Goal of the exercise
Copy out every record precisely.

Entries supplied
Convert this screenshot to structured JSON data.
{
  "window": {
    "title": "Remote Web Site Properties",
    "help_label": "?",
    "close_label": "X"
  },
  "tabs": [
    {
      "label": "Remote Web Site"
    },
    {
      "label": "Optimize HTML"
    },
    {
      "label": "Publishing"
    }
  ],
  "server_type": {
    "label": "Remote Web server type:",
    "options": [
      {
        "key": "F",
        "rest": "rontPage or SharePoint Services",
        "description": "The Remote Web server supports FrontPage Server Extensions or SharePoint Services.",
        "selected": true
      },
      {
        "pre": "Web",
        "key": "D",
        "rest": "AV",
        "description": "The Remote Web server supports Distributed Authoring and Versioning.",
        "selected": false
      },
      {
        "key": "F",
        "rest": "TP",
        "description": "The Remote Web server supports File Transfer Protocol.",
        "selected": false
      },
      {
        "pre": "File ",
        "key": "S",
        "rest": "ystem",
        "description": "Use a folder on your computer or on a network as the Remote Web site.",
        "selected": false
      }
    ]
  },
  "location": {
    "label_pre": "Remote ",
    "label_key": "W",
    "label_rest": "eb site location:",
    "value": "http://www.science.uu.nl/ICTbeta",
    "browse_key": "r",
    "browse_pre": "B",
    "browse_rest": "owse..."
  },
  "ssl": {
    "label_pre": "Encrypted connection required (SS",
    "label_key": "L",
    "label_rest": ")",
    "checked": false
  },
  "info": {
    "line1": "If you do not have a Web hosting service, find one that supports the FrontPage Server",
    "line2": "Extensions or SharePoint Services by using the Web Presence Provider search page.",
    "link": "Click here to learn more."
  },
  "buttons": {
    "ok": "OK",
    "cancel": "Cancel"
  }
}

Your solution
Convert this screenshot to structured JSON data.
{
  "window": {
    "title": "Remote Web Site Properties",
    "help_label": "?",
    "close_label": "X"
  },
  "tabs": [
    {
      "label": "Remote Web Site"
    },
    {
      "label": "Optimize HTML"
    },
    {
      "label": "Publishing"
    }
  ],
  "server_type": {
    "label": "Remote Web server type:",
    "options": [
      {
        "key": "F",
        "rest": "rontPage or SharePoint Services",
        "description": "The Remote Web server supports FrontPage Server Extensions or SharePoint Services.",
        "selected": true
      },
      {
        "pre": "Web",
        "key": "D",
        "rest": "AV",
        "description": "The Remote Web server supports Distributed Authoring and Versioning.",
        "selected": false
      },
      {
        "key": "F",
        "rest": "TP",
        "description": "The Remote Web server supports File Transfer Protocol.",
        "selected": false
      },
      {
        "pre": "File ",
        "key": "S",
        "rest": "ystem",
        "description": "Use a folder on your computer or on a network as the Remote Web site.",
        "selected": false
      }
    ]
  },
  "location": {
    "label_pre": "Remote ",
    "label_key": "W",
    "label_rest": "eb site location:",
    "value": "http://www.science.uu.nl/ICTbeta",
    "browse_key": "r",
    "browse_pre": "B",
    "browse_rest": "owse..."
  },
  "ssl": {
    "label_pre": "Encrypted connection required (SS",
    "label_key": "L",
    "label_rest": ")",
    "checked": false
  },
  "info": {
    "line1": "If you do not have a Web hosting service, find one that supports the FrontPage Server",
    "line2": "Extensions or SharePoint Services by using the Web Presence Provider search page.",
    "link": "Click here to learn more."
  },
  "buttons": {
    "ok": "OK",
    "cancel": "Cancel"
  }
}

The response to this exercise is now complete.